For the word "image", report how many lines of the records below contain it, and nothing more.

━━━ Recorded data

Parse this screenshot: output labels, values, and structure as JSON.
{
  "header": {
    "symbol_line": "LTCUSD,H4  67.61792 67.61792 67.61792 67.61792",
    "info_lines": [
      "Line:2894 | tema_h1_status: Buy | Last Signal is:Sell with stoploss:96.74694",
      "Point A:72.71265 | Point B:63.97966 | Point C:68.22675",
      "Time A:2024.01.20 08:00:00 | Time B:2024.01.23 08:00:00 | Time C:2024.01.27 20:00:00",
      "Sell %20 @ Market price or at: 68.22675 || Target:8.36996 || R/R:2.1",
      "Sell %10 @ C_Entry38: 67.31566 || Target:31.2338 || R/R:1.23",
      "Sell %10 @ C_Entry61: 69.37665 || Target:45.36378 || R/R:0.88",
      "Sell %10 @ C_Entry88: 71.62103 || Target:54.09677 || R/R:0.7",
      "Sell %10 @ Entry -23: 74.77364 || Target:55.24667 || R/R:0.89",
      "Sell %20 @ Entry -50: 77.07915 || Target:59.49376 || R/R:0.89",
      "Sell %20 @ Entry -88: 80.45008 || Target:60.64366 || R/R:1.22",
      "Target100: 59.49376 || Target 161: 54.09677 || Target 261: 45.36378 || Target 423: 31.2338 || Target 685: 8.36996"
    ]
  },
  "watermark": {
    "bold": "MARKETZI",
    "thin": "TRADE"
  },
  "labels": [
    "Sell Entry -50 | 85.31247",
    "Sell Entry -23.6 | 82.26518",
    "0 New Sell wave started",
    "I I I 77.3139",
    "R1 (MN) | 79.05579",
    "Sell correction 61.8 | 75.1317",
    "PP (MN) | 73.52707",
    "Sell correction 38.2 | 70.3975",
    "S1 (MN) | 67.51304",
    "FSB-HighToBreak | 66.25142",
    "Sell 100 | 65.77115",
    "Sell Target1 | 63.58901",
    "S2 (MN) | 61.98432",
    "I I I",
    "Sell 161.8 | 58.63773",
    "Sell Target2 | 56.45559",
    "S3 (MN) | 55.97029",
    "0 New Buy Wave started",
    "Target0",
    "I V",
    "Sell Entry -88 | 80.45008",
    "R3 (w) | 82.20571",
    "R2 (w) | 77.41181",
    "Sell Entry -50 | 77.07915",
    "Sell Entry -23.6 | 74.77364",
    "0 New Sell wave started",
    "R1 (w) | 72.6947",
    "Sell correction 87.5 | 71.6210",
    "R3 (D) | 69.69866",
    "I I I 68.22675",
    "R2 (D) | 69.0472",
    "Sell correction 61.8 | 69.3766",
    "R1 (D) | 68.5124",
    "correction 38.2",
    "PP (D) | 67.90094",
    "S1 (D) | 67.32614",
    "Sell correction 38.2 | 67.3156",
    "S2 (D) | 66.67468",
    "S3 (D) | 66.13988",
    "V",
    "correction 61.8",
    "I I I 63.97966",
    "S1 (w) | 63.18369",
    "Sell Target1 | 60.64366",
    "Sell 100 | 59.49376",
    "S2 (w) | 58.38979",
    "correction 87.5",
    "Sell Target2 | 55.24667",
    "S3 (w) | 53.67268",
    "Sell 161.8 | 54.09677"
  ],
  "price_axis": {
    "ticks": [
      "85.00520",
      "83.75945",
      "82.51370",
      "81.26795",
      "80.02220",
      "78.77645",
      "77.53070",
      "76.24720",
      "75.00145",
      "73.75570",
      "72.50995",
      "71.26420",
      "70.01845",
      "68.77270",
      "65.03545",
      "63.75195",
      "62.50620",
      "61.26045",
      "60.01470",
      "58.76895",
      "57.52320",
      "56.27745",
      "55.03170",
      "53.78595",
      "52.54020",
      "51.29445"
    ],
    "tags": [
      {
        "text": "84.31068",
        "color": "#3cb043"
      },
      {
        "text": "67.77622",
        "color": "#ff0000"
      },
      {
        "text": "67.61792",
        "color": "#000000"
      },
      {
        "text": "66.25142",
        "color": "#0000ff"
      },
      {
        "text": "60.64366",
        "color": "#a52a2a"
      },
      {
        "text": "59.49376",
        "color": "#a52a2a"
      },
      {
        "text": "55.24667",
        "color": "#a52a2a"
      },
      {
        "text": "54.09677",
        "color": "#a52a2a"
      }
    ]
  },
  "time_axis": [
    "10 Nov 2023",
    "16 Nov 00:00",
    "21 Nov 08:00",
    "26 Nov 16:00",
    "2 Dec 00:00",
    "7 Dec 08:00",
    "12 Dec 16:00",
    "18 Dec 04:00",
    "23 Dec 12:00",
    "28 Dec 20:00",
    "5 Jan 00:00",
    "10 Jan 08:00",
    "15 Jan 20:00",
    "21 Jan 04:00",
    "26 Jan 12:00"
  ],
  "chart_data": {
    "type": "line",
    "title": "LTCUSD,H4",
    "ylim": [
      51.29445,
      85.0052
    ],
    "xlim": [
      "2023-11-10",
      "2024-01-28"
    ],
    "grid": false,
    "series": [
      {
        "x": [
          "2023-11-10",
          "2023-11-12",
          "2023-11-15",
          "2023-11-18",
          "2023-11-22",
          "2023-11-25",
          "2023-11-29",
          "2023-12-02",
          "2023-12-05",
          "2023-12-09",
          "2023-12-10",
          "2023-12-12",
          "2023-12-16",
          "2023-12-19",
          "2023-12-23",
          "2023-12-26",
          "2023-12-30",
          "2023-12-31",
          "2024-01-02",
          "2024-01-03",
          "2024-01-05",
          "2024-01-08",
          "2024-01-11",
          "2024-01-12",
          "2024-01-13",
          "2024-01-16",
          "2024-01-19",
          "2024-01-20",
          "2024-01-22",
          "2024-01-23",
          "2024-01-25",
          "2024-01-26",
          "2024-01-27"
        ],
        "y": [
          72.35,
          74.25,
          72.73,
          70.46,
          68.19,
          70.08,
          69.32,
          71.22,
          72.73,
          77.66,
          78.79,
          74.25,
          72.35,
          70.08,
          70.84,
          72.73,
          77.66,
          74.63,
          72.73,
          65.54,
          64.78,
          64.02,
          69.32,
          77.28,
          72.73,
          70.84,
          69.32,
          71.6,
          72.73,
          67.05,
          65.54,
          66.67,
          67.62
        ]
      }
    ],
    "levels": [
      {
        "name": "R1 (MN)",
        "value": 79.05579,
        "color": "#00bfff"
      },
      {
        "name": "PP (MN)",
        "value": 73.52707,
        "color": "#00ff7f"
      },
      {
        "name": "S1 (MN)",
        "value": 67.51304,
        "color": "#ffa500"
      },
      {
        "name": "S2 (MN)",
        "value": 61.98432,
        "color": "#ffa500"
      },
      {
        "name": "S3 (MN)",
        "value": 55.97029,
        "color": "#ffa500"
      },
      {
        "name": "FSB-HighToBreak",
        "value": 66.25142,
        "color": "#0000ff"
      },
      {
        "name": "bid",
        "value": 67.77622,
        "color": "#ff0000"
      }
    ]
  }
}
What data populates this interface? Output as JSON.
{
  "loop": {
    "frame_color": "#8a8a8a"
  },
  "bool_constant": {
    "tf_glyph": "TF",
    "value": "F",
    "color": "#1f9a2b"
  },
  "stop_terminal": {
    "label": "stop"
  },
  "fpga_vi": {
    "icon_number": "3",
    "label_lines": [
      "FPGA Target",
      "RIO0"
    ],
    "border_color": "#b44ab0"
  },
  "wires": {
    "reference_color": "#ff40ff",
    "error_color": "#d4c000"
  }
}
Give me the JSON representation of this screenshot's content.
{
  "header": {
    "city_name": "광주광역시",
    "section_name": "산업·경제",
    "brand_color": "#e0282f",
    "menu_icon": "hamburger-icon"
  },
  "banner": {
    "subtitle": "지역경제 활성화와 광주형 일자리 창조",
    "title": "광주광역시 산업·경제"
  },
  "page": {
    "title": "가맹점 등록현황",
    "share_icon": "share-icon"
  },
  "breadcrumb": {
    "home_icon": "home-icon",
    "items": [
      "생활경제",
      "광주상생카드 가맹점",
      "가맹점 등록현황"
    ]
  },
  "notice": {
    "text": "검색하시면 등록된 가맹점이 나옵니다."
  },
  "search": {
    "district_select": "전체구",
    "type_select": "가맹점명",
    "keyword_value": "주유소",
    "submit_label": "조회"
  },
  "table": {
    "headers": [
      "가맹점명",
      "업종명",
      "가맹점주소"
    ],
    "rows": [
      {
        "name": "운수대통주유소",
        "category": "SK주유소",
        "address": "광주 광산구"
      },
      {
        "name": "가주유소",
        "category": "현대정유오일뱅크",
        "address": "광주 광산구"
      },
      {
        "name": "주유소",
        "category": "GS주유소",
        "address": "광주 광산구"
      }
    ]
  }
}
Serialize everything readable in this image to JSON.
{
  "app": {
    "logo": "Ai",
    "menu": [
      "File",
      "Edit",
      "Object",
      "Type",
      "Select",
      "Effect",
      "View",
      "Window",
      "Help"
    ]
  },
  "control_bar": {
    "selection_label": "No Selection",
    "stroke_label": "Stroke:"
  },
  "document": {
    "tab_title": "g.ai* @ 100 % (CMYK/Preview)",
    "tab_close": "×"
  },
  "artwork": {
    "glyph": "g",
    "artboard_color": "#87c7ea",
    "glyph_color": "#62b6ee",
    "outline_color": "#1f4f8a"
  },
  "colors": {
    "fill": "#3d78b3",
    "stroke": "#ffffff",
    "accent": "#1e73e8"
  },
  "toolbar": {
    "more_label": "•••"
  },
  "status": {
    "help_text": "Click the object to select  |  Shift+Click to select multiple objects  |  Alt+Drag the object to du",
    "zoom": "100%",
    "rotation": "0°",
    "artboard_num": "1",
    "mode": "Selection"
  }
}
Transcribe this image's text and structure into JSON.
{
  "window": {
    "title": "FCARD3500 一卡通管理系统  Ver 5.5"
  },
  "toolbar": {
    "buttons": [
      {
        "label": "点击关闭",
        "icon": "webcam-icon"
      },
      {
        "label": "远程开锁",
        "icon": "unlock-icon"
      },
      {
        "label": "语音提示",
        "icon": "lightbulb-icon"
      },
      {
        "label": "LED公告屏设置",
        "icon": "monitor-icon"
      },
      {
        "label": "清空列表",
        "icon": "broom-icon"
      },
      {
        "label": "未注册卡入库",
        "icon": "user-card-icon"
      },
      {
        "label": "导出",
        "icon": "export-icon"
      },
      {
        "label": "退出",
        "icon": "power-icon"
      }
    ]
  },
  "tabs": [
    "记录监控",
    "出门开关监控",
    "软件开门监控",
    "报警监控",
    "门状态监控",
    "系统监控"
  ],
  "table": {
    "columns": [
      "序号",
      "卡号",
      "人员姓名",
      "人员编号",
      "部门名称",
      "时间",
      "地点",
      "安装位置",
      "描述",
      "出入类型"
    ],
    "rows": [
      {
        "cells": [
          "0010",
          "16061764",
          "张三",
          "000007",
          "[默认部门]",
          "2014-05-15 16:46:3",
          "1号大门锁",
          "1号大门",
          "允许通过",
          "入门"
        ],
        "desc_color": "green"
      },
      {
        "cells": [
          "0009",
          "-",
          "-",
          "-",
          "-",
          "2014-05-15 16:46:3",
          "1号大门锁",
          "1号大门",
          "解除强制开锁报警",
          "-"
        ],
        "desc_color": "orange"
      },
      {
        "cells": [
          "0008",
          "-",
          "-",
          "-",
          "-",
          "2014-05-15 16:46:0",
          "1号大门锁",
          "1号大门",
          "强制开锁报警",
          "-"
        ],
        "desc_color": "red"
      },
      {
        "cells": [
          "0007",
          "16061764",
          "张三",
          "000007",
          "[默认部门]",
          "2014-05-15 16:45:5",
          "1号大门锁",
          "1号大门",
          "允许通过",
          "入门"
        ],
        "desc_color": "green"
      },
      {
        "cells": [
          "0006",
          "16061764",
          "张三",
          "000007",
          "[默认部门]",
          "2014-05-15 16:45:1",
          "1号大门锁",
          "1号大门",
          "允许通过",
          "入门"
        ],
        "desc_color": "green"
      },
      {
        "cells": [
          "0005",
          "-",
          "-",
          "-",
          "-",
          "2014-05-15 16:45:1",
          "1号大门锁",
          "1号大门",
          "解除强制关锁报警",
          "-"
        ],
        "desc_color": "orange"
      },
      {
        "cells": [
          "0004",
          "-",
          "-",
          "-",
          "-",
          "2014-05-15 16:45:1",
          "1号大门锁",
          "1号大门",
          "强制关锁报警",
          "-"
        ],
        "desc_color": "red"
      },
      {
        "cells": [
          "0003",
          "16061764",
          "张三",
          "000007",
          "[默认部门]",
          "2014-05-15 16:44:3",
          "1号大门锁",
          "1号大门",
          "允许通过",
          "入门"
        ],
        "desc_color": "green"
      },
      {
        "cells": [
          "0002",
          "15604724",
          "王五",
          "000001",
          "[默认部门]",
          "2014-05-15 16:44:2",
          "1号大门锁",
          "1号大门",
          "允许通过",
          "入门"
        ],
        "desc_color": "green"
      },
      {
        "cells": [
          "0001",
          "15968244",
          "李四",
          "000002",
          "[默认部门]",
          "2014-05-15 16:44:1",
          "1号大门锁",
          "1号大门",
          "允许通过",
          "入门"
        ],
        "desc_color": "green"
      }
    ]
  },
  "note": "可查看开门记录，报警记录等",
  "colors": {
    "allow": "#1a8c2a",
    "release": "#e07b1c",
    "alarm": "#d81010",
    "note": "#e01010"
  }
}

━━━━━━

| Written response |
2